**Directions for this task**
Exact copies of all the records are to be printed.
Segment Start: Material shown
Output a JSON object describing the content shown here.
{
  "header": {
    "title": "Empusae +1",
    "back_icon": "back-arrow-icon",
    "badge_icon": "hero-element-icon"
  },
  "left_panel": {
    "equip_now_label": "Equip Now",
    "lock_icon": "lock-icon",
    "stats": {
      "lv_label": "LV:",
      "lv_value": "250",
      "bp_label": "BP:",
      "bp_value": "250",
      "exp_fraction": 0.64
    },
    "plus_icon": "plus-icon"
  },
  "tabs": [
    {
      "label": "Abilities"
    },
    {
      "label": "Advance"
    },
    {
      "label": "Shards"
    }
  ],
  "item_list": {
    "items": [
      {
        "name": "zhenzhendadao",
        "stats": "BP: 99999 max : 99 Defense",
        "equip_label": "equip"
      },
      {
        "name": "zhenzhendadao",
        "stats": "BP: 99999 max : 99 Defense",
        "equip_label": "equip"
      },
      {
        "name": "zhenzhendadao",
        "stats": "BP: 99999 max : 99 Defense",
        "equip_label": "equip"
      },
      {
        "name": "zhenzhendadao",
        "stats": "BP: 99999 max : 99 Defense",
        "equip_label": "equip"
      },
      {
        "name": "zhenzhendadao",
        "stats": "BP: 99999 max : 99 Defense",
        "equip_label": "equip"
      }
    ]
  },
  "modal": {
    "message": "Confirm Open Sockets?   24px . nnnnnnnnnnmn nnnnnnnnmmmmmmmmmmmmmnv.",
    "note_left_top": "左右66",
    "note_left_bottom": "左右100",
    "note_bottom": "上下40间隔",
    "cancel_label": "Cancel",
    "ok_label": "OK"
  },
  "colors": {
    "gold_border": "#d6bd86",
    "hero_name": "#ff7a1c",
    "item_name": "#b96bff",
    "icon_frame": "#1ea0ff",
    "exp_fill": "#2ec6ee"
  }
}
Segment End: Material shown
**Output for this exercise**
Output a JSON object describing the content shown here.
{
  "header": {
    "title": "Empusae +1",
    "back_icon": "back-arrow-icon",
    "badge_icon": "hero-element-icon"
  },
  "left_panel": {
    "equip_now_label": "Equip Now",
    "lock_icon": "lock-icon",
    "stats": {
      "lv_label": "LV:",
      "lv_value": "250",
      "bp_label": "BP:",
      "bp_value": "250",
      "exp_fraction": 0.64
    },
    "plus_icon": "plus-icon"
  },
  "tabs": [
    {
      "label": "Abilities"
    },
    {
      "label": "Advance"
    },
    {
      "label": "Shards"
    }
  ],
  "item_list": {
    "items": [
      {
        "name": "zhenzhendadao",
        "stats": "BP: 99999 max : 99 Defense",
        "equip_label": "equip"
      },
      {
        "name": "zhenzhendadao",
        "stats": "BP: 99999 max : 99 Defense",
        "equip_label": "equip"
      },
      {
        "name": "zhenzhendadao",
        "stats": "BP: 99999 max : 99 Defense",
        "equip_label": "equip"
      },
      {
        "name": "zhenzhendadao",
        "stats": "BP: 99999 max : 99 Defense",
        "equip_label": "equip"
      },
      {
        "name": "zhenzhendadao",
        "stats": "BP: 99999 max : 99 Defense",
        "equip_label": "equip"
      }
    ]
  },
  "modal": {
    "message": "Confirm Open Sockets?   24px . nnnnnnnnnnmn nnnnnnnnmmmmmmmmmmmmmnv.",
    "note_left_top": "左右66",
    "note_left_bottom": "左右100",
    "note_bottom": "上下40间隔",
    "cancel_label": "Cancel",
    "ok_label": "OK"
  },
  "colors": {
    "gold_border": "#d6bd86",
    "hero_name": "#ff7a1c",
    "item_name": "#b96bff",
    "icon_frame": "#1ea0ff",
    "exp_fill": "#2ec6ee"
  }
}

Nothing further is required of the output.